Directions for this task: In the listing below, find every line containing "message" and copy it out.

Start of Data supplied

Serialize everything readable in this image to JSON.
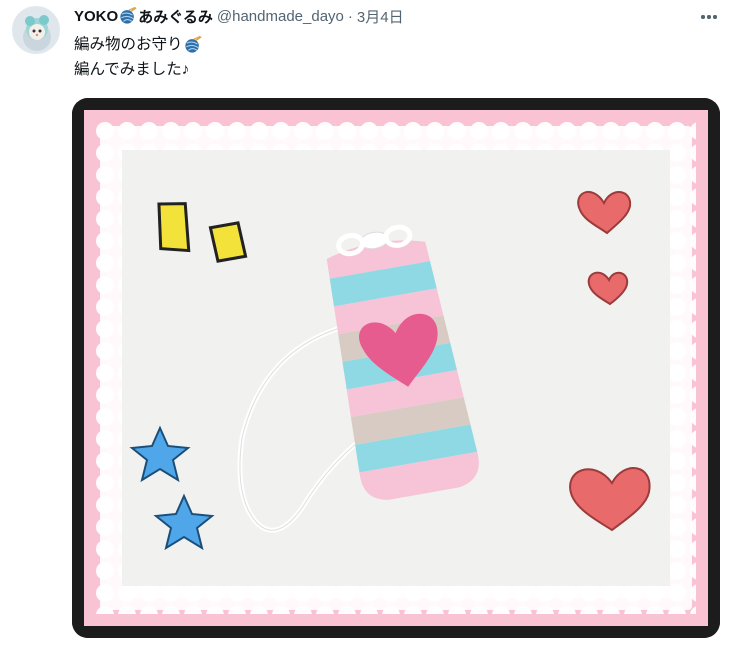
{
  "tweet": {
    "display_name": "YOKO",
    "name_suffix": "あみぐるみ",
    "handle": "@handmade_dayo",
    "separator": "·",
    "date": "3月4日",
    "text_line1": "編み物のお守り",
    "text_line2": "編んでみました♪"
  },
  "icons": {
    "yarn": "yarn-ball-icon",
    "more": "more-options-icon"
  },
  "colors": {
    "frame_pink": "#f9c3d3",
    "yarn_blue": "#2f6fa8",
    "heart_red": "#e86a6a",
    "star_blue": "#4fa6e8",
    "sparkle_yellow": "#f3e23a"
  }
}
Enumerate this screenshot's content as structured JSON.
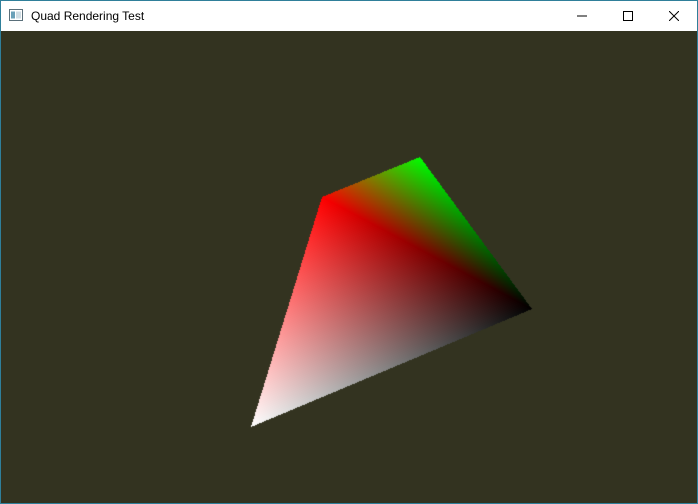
{
  "window": {
    "title": "Quad Rendering Test",
    "icon": "window-app-icon"
  },
  "controls": {
    "minimize_icon": "minimize-icon",
    "maximize_icon": "maximize-icon",
    "close_icon": "close-icon"
  },
  "viewport": {
    "clear_color": "#333320",
    "quad": {
      "vertex_colors": [
        "#ff0000",
        "#00ff00",
        "#000000",
        "#ffffff"
      ]
    }
  },
  "colors": {
    "window_border": "#2f7f9a",
    "titlebar_bg": "#ffffff",
    "close_hover": "#e81123"
  }
}
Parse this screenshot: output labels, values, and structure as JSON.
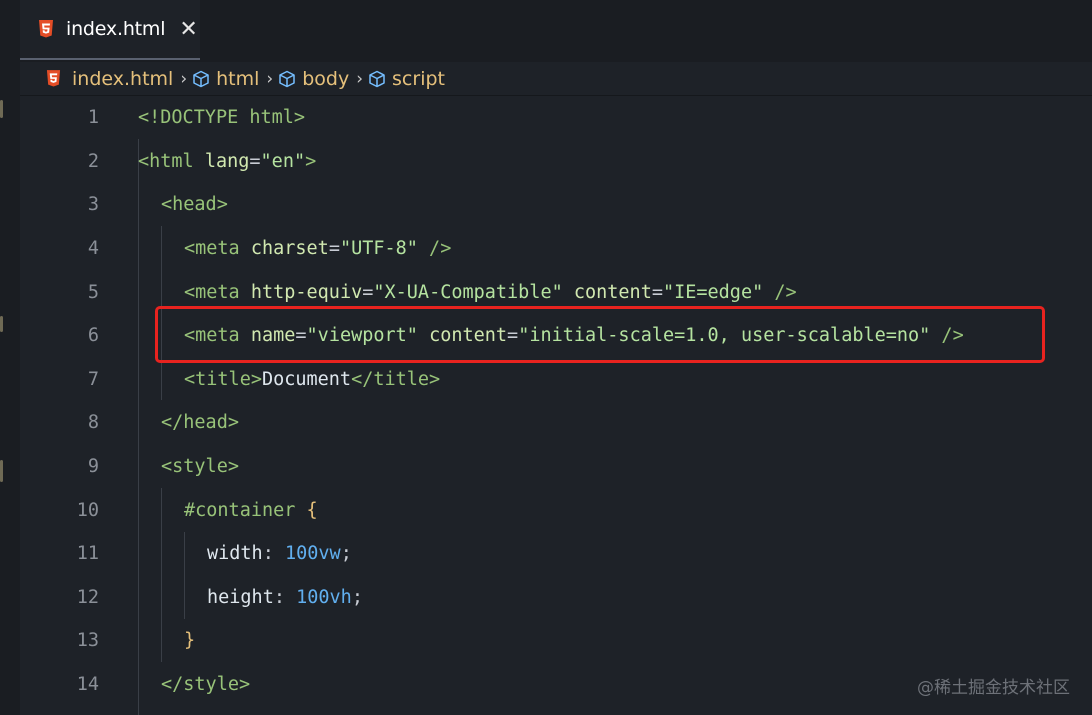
{
  "tab": {
    "label": "index.html",
    "close": "✕",
    "icon": "html5-icon"
  },
  "breadcrumb": [
    {
      "label": "index.html",
      "icon": "html5-icon"
    },
    {
      "label": "html",
      "icon": "cube-icon"
    },
    {
      "label": "body",
      "icon": "cube-icon"
    },
    {
      "label": "script",
      "icon": "cube-icon"
    }
  ],
  "breadcrumb_separator": "›",
  "lines": [
    {
      "num": "1",
      "parts": [
        [
          "tag",
          "<!DOCTYPE html>"
        ]
      ]
    },
    {
      "num": "2",
      "parts": [
        [
          "tag",
          "<html"
        ],
        [
          "attr",
          " lang"
        ],
        [
          "punc",
          "="
        ],
        [
          "str",
          "\"en\""
        ],
        [
          "tag",
          ">"
        ]
      ]
    },
    {
      "num": "3",
      "parts": [
        [
          "tag",
          "<head>"
        ]
      ]
    },
    {
      "num": "4",
      "parts": [
        [
          "tag",
          "<meta"
        ],
        [
          "attr",
          " charset"
        ],
        [
          "punc",
          "="
        ],
        [
          "str",
          "\"UTF-8\""
        ],
        [
          "tag",
          " />"
        ]
      ]
    },
    {
      "num": "5",
      "parts": [
        [
          "tag",
          "<meta"
        ],
        [
          "attr",
          " http-equiv"
        ],
        [
          "punc",
          "="
        ],
        [
          "str",
          "\"X-UA-Compatible\""
        ],
        [
          "attr",
          " content"
        ],
        [
          "punc",
          "="
        ],
        [
          "str",
          "\"IE=edge\""
        ],
        [
          "tag",
          " />"
        ]
      ]
    },
    {
      "num": "6",
      "parts": [
        [
          "tag",
          "<meta"
        ],
        [
          "attr",
          " name"
        ],
        [
          "punc",
          "="
        ],
        [
          "str",
          "\"viewport\""
        ],
        [
          "attr",
          " content"
        ],
        [
          "punc",
          "="
        ],
        [
          "str",
          "\"initial-scale=1.0, user-scalable=no\""
        ],
        [
          "tag",
          " />"
        ]
      ]
    },
    {
      "num": "7",
      "parts": [
        [
          "tag",
          "<title>"
        ],
        [
          "prop",
          "Document"
        ],
        [
          "tag",
          "</title>"
        ]
      ]
    },
    {
      "num": "8",
      "parts": [
        [
          "tag",
          "</head>"
        ]
      ]
    },
    {
      "num": "9",
      "parts": [
        [
          "tag",
          "<style>"
        ]
      ]
    },
    {
      "num": "10",
      "parts": [
        [
          "sel",
          "#container"
        ],
        [
          "punc",
          " "
        ],
        [
          "brace",
          "{"
        ]
      ]
    },
    {
      "num": "11",
      "parts": [
        [
          "prop",
          "width"
        ],
        [
          "punc",
          ": "
        ],
        [
          "num",
          "100vw"
        ],
        [
          "punc",
          ";"
        ]
      ]
    },
    {
      "num": "12",
      "parts": [
        [
          "prop",
          "height"
        ],
        [
          "punc",
          ": "
        ],
        [
          "num",
          "100vh"
        ],
        [
          "punc",
          ";"
        ]
      ]
    },
    {
      "num": "13",
      "parts": [
        [
          "brace",
          "}"
        ]
      ]
    },
    {
      "num": "14",
      "parts": [
        [
          "tag",
          "</style>"
        ]
      ]
    }
  ],
  "highlight": {
    "line": "6",
    "color": "#e8231f"
  },
  "watermark": "@稀土掘金技术社区",
  "colors": {
    "background": "#1e2228",
    "tag": "#98c379",
    "string": "#b5e3a0",
    "number": "#61afef",
    "brace": "#e5c07b",
    "breadcrumb": "#e5c07b",
    "html5_icon": "#e44d26"
  }
}
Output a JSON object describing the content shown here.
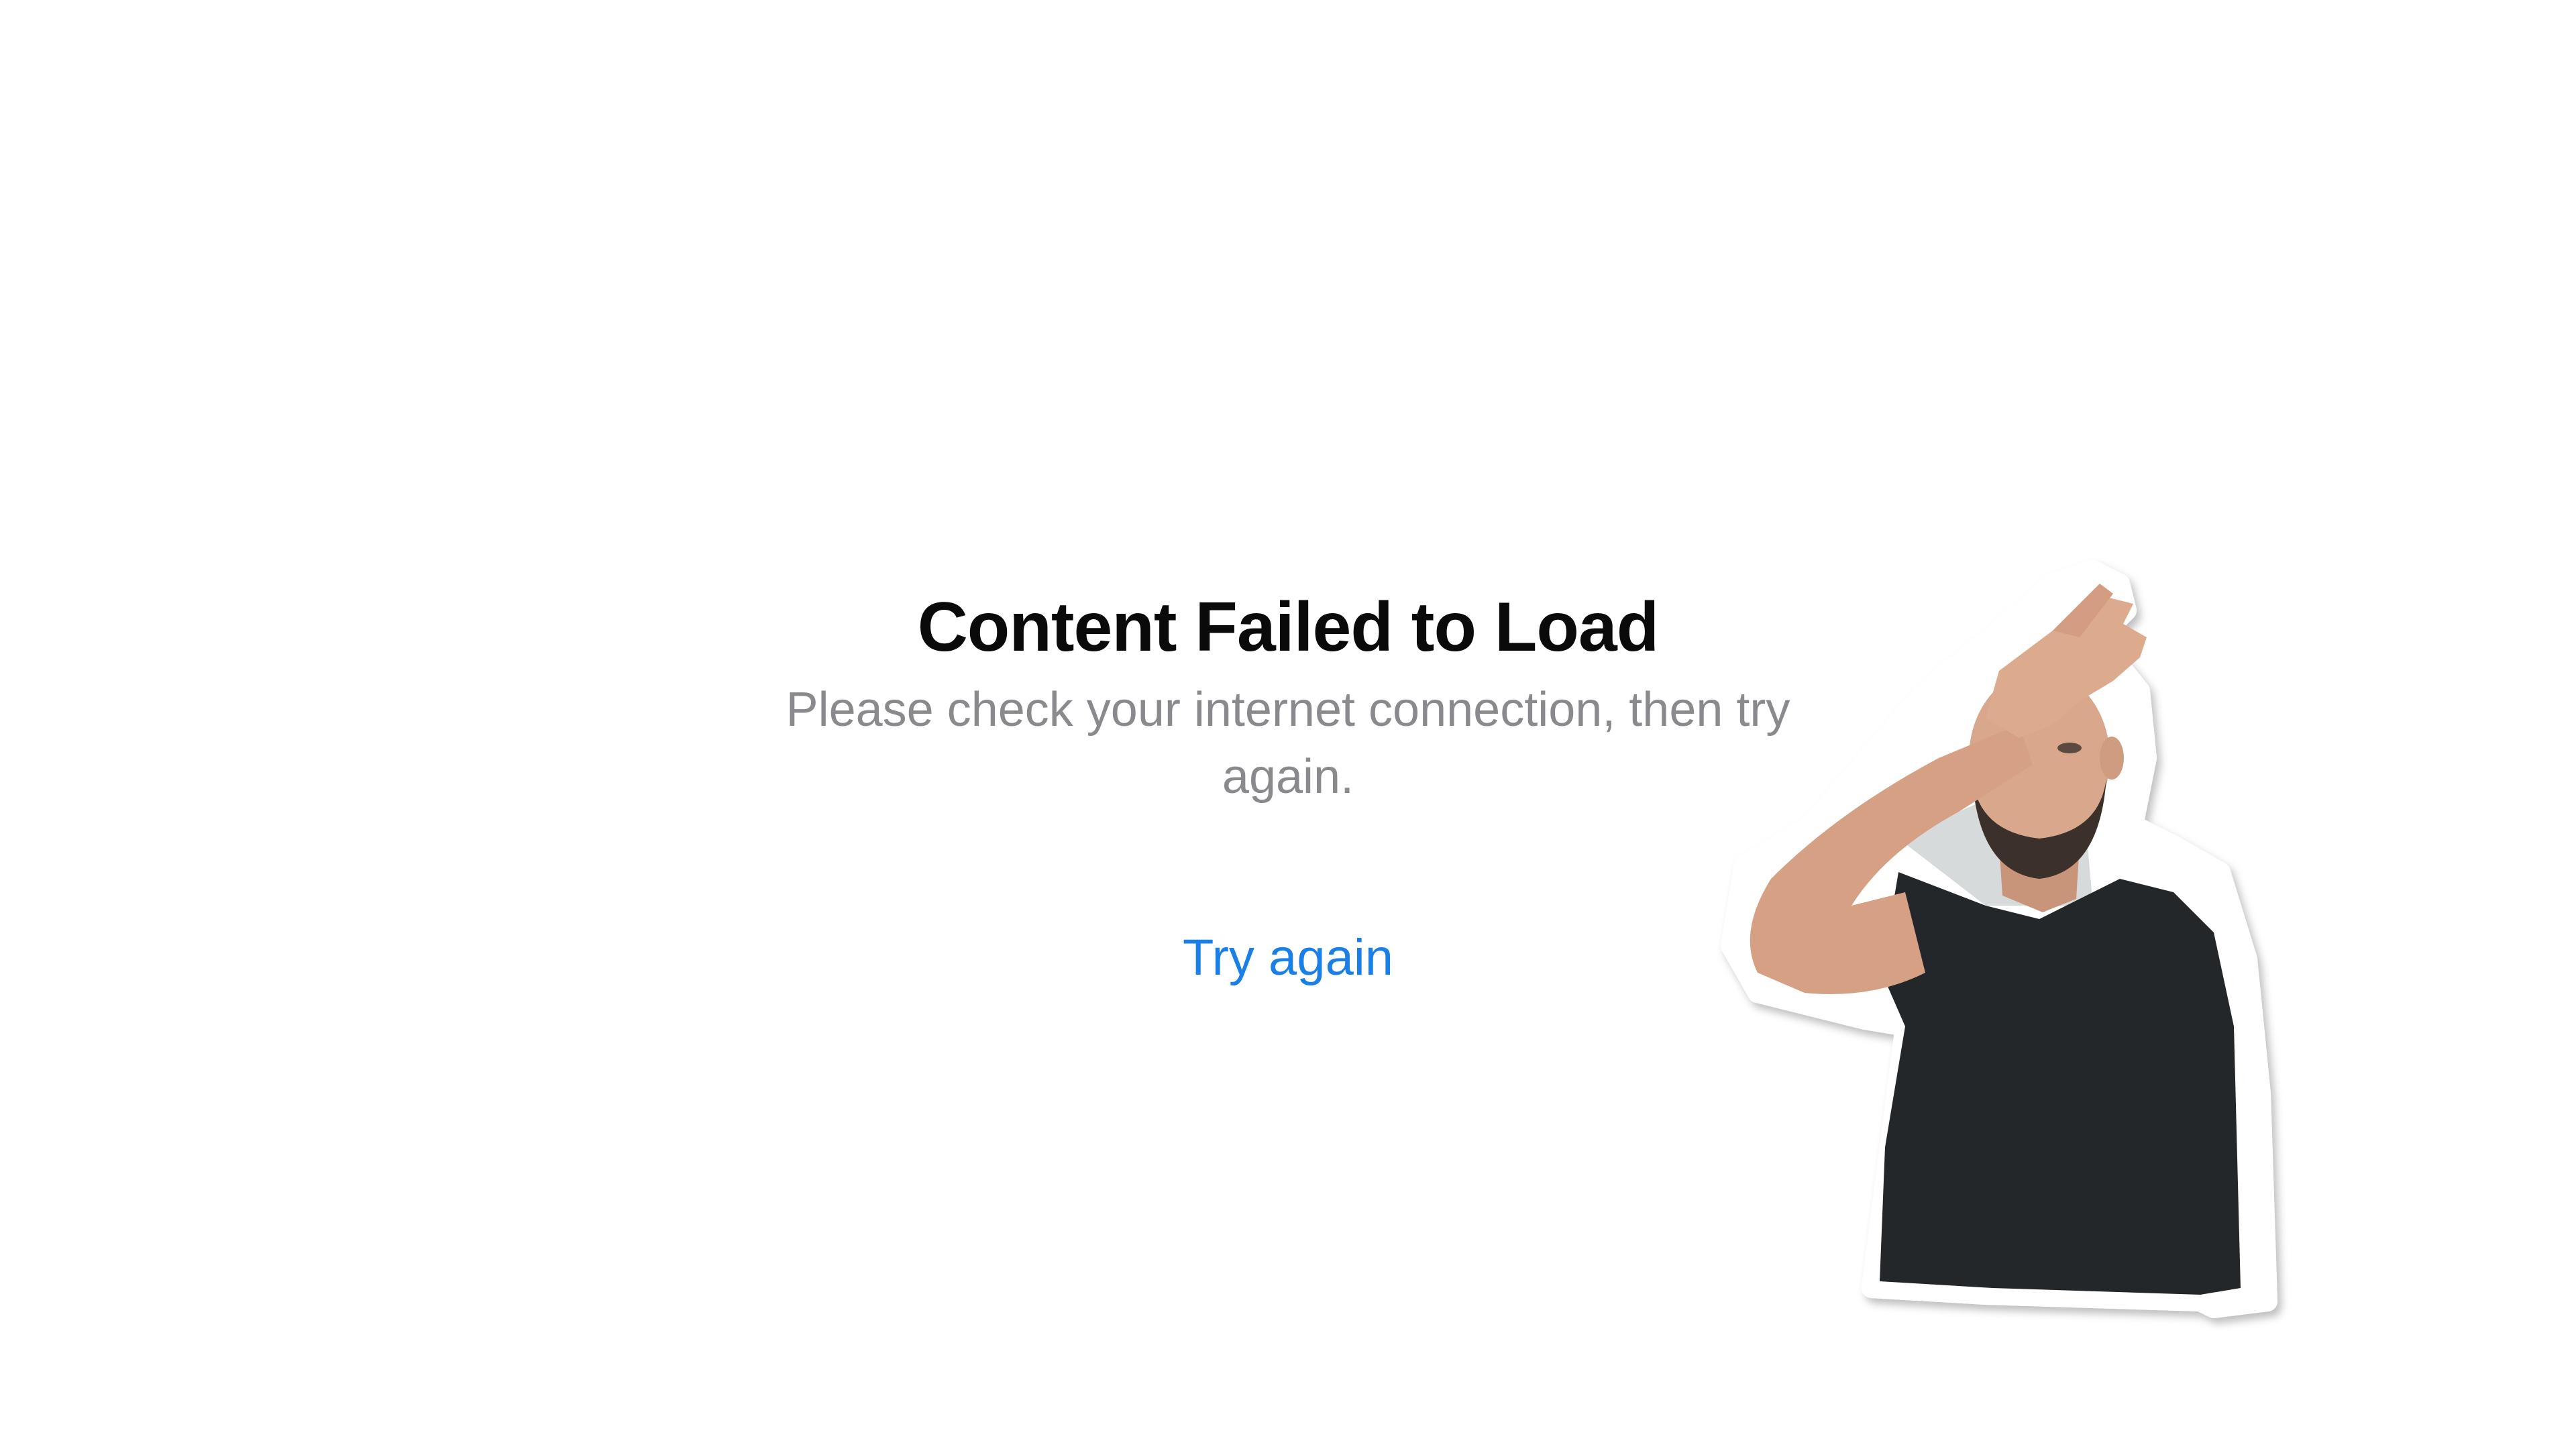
{
  "error": {
    "title": "Content Failed to Load",
    "message": "Please check your internet connection, then try again.",
    "retry_label": "Try again"
  },
  "colors": {
    "title": "#0a0a0a",
    "message": "#8a8a8e",
    "link": "#1a7fe6"
  },
  "sticker": {
    "icon": "facepalm-person-sticker"
  }
}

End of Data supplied

Reply to the task:
    "message": "Please check your internet connection, then try again.",
    "message": "#8a8a8e",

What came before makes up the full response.